One distinct advantage of wave energy is constancy. “As a renewable, it’s always on. With solar, the sun goes down, and wind can stop blowing,” Labonte says.
Thresher says the competition ran 1:50-scale and 1:20-scale tank tests at five facilities and generated regular sinusoidal waves and then irregular waves to simulate typical sea states off the West Coast. Energy capturing typically worked best with 1-m to 5-m waves, he says.
Hagmüller, 34, and Ginsburg, 30, met as roommates at Oregon State University, Corvallis, in 2008. For four years after high school, Hagmüller, a tinkerer, worked as a motorcycle mechanic, a diesel mechanic for the Alaska fishing industry, and as a boat fabricator and welder. A math whiz, Ginsburg went straight to college.

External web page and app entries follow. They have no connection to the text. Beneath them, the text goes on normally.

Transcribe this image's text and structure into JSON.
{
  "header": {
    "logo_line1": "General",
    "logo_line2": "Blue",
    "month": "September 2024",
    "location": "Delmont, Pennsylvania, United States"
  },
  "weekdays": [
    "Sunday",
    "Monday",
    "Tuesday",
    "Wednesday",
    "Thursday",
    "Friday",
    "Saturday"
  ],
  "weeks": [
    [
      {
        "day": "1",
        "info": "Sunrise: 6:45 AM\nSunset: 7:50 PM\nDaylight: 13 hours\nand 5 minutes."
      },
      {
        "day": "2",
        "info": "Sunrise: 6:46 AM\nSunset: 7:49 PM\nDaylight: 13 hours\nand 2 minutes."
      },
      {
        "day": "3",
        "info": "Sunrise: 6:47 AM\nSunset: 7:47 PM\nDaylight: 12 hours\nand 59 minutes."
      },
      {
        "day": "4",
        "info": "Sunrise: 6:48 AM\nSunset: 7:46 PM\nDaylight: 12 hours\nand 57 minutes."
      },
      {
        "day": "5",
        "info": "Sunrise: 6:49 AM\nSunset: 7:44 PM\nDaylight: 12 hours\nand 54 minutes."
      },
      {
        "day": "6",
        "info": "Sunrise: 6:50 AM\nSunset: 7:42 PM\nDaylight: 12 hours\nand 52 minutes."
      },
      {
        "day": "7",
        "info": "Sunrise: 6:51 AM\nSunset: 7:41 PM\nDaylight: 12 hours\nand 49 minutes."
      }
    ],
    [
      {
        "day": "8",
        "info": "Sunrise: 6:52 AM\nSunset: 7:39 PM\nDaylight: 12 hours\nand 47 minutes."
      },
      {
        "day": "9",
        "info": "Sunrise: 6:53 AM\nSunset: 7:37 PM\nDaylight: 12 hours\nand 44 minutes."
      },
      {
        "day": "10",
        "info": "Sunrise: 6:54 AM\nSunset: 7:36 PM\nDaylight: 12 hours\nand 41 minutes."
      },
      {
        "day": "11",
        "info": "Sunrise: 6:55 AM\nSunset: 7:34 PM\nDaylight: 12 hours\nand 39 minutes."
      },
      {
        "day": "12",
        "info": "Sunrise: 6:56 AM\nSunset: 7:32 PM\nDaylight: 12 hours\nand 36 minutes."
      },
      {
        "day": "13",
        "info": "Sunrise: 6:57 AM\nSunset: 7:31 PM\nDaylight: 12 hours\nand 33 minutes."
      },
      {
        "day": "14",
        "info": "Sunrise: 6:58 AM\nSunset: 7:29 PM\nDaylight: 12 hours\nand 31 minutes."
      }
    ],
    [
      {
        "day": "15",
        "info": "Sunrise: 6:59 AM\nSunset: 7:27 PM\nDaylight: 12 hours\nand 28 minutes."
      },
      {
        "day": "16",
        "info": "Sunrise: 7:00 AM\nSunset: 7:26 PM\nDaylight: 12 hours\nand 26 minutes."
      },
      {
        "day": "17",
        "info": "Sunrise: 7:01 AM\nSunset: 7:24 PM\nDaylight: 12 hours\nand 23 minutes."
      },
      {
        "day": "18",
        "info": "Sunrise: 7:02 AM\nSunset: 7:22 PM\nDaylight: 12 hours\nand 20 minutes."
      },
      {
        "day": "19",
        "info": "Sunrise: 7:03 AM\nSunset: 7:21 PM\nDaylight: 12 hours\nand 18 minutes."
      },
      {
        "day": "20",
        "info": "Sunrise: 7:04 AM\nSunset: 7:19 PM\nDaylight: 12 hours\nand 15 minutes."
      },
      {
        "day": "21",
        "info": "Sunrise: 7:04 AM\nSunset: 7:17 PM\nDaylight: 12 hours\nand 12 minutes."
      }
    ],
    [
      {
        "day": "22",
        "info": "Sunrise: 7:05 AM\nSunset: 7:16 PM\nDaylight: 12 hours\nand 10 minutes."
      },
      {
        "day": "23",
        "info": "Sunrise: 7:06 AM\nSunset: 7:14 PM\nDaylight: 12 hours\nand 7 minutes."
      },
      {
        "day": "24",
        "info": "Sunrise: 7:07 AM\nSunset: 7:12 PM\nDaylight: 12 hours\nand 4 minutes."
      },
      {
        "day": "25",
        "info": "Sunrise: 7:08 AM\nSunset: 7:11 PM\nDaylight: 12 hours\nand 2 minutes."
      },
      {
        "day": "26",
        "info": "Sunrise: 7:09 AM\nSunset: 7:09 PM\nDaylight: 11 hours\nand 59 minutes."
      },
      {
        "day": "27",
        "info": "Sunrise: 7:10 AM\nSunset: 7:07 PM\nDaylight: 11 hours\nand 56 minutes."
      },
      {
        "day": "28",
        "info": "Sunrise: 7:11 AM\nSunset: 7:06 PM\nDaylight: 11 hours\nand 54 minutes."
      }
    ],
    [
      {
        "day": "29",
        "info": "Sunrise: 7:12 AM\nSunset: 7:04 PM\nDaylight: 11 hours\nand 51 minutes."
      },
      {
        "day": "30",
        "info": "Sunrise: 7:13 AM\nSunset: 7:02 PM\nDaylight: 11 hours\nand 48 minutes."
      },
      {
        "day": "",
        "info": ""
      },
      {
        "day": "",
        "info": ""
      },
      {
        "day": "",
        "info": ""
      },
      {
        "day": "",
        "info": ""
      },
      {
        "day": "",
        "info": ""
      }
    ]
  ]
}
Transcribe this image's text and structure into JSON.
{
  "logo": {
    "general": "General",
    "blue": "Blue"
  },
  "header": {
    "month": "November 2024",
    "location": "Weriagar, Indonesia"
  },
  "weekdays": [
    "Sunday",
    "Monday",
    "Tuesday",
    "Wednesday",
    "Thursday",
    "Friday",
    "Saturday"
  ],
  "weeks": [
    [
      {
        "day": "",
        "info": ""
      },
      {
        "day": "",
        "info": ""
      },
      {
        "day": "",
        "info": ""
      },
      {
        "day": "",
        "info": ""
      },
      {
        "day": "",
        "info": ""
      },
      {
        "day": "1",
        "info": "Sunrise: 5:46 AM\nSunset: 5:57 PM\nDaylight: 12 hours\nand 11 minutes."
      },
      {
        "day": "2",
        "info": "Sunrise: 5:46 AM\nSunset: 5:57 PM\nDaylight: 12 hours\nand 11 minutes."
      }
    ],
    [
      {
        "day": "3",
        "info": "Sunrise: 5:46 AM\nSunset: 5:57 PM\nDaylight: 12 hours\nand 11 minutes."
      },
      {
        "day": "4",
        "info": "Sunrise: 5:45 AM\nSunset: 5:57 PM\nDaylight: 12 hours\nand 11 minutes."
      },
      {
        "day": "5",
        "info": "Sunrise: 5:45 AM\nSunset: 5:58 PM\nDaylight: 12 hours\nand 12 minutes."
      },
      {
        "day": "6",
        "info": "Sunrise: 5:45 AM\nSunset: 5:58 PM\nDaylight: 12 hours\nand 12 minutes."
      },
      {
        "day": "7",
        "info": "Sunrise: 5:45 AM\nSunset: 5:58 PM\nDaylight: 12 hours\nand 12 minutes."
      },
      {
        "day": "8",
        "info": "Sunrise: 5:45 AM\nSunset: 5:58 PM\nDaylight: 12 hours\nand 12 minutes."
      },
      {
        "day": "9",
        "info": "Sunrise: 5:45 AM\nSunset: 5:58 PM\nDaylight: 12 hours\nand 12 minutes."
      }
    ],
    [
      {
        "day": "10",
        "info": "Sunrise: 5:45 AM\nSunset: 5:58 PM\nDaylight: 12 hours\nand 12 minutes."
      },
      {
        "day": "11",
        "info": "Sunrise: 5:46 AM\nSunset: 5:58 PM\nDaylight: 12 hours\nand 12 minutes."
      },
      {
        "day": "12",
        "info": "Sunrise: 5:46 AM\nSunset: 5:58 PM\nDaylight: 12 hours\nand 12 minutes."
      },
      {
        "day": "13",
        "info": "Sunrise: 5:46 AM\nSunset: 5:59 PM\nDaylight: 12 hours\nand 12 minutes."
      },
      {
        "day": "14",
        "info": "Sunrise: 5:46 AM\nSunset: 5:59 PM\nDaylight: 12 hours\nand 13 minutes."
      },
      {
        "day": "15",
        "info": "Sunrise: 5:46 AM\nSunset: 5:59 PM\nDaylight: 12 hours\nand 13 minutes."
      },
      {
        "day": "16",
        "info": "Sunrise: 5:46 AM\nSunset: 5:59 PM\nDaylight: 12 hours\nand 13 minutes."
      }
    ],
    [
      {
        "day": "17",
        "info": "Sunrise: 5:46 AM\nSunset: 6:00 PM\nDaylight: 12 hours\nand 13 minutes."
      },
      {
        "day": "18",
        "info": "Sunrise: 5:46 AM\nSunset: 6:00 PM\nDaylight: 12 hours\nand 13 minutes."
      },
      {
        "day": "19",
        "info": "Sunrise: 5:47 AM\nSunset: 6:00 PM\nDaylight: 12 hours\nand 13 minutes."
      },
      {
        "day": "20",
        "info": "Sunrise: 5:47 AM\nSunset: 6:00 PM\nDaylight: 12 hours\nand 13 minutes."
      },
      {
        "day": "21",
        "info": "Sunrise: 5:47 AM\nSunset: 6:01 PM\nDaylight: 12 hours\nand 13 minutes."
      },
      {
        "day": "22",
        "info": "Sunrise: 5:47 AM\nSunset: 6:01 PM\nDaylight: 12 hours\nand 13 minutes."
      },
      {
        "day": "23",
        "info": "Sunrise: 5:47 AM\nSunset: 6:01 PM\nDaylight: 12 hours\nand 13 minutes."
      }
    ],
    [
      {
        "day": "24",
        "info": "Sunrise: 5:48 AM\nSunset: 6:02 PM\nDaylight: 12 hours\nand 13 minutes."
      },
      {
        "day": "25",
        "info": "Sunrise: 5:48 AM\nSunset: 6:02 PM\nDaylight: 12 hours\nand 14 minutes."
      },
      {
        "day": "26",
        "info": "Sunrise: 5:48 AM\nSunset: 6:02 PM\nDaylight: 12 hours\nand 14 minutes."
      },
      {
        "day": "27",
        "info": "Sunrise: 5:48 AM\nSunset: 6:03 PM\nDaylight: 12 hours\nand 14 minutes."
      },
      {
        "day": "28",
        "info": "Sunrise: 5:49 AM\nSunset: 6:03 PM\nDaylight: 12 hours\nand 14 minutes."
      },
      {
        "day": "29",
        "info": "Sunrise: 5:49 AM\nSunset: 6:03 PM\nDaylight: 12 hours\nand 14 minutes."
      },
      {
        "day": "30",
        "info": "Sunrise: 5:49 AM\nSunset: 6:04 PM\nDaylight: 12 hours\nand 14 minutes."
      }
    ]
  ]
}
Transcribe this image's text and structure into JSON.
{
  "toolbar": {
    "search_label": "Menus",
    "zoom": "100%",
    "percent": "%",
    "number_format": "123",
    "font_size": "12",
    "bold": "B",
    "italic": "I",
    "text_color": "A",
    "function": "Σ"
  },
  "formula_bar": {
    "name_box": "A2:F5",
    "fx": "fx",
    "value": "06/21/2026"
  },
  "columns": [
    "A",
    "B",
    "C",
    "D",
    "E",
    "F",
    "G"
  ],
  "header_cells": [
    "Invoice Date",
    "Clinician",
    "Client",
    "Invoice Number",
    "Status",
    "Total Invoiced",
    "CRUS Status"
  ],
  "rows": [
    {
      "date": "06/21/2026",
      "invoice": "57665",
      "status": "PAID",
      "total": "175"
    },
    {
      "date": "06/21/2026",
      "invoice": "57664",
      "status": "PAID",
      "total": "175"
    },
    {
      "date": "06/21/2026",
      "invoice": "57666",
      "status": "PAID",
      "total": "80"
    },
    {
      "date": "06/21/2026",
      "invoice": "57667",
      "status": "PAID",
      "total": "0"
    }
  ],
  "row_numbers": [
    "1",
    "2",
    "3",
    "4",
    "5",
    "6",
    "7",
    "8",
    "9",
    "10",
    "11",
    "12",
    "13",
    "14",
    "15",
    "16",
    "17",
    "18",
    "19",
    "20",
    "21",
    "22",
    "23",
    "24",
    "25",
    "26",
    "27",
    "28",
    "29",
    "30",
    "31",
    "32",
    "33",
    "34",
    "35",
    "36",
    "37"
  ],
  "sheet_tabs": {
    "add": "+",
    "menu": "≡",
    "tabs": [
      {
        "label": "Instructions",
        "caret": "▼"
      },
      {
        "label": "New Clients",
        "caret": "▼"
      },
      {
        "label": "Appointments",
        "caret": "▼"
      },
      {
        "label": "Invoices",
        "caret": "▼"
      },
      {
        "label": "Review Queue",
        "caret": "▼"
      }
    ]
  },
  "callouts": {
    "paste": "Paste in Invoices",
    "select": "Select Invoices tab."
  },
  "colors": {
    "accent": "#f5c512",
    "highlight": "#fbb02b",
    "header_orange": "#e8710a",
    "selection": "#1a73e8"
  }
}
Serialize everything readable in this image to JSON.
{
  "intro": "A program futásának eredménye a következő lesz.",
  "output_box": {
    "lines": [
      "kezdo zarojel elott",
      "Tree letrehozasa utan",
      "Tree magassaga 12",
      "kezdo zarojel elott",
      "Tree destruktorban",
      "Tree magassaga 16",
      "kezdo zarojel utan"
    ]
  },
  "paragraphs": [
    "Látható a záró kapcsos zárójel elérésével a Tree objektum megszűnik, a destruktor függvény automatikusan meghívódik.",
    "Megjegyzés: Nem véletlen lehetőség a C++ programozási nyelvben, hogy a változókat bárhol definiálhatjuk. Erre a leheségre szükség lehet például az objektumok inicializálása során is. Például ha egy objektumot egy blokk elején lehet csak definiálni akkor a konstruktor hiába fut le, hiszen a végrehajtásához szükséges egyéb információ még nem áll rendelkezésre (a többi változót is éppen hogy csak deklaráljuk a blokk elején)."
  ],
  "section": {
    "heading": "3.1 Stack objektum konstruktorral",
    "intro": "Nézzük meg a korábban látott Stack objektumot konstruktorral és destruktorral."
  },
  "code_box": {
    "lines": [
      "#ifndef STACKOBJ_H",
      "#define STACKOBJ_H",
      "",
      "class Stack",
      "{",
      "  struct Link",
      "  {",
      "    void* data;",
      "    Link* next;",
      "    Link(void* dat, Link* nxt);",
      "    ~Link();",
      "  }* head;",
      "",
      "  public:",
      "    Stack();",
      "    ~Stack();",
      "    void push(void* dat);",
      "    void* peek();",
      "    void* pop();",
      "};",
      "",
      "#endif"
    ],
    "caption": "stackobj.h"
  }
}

After he graduated from college, Hagmüller first toyed with the idea of building a wave-energy converter while working as an engineer on the Port Mann Bridge project in Vancouver. “In the early morning hours, I would go out to the shop and tinker with what was laying around—a Roomba vacuum cleaner, bicycle parts and inner tubes—to get a feel for how it would work.”
He soon had a prototype. He began emailing Ginsburg, then working for the Navy on submarines in Pearl Harbor, with questions about challenges such as building a circuit to accommodate the irregular input of wave energy.
In 2011, they met on the Oregon coast to test their fourth design before crowds of gawking beachgoers. Then, to collaborate better, both relocated to Portland.
The first promising design cost $300, but they needed $50,000 for tank testing to improve the output, Hagmüller says. Unable to attract interest in their invention, which “didn’t look pretty or refined,” they nearly lost hope, Hagmüller recalls. But with the help of an OSU alumnus who offered to do 3D printing for the $400 materials cost, they built their first real prototype.
The inventors were among the first to enter the DOE competition. Still using their own funds, Hagmüller and Ginsburg started from scratch, redesigning and building their 1:50-scale model, before winning the $125,000 seed funding as finalists.
Thresher says the Aquaharmonics submission had the advantage of a simple structural design, which gave its creators time for refinement, but notes that there were other, more complex designs that also demonstrated good ideas.
CalWave Power Technologies, Berkeley, Calif., won $500,000 with a fully submerged pressure-differential device, developed by an eight-member team led by Marcus Lehman. Submerged systems can be less vulnerable to storms. Lehman says the CalWave device can effectively shut down during extreme conditions.
In 2012, while studying for his master’s degree at the University of California at Berkeley, Lehman built a prototype of the system. It is based on his mechanical engineering professor’s concept. The year after the concept was accepted, Cyclotron Road, a technology incubator at Lawrence Berkeley National Laboratory, assisted in its development.
“We entered the DOE competition as a parallel effort, advancing the initial shallow-water design to a deepwater one to meet the competition requirements of 120-meter water depth,” Lehman says.
The $250,000 prize went to Waveswing America’s pressure-differential point-absorber, another fully submerged device. The technology is owned by Simon Grey, CEO at AWS Ocean Energy, Scotland. Its direct-drive system comprises an air-filled chamber that is fixed to the seabed, says Mirko Previsic, owner of ReVision Consulting, Sacramento, and Waveswing team leader. Open at the top, the device is closed at the bottom by a cylindrical floater that rises and falls as pressure increases or decreases from the waves passing overhead. The movement drives a power take-off in the middle. “The relative motion between the top shelf and the bottom shelf as it moves is converted into electricity,” Previsic says.
“We’re on a path to follow the same model of cost reduction [as wind and solar] with investments we’re making,” Labonte says. She predicts that, within five years, wave energy could be competitive with diesel in remote coastal markets.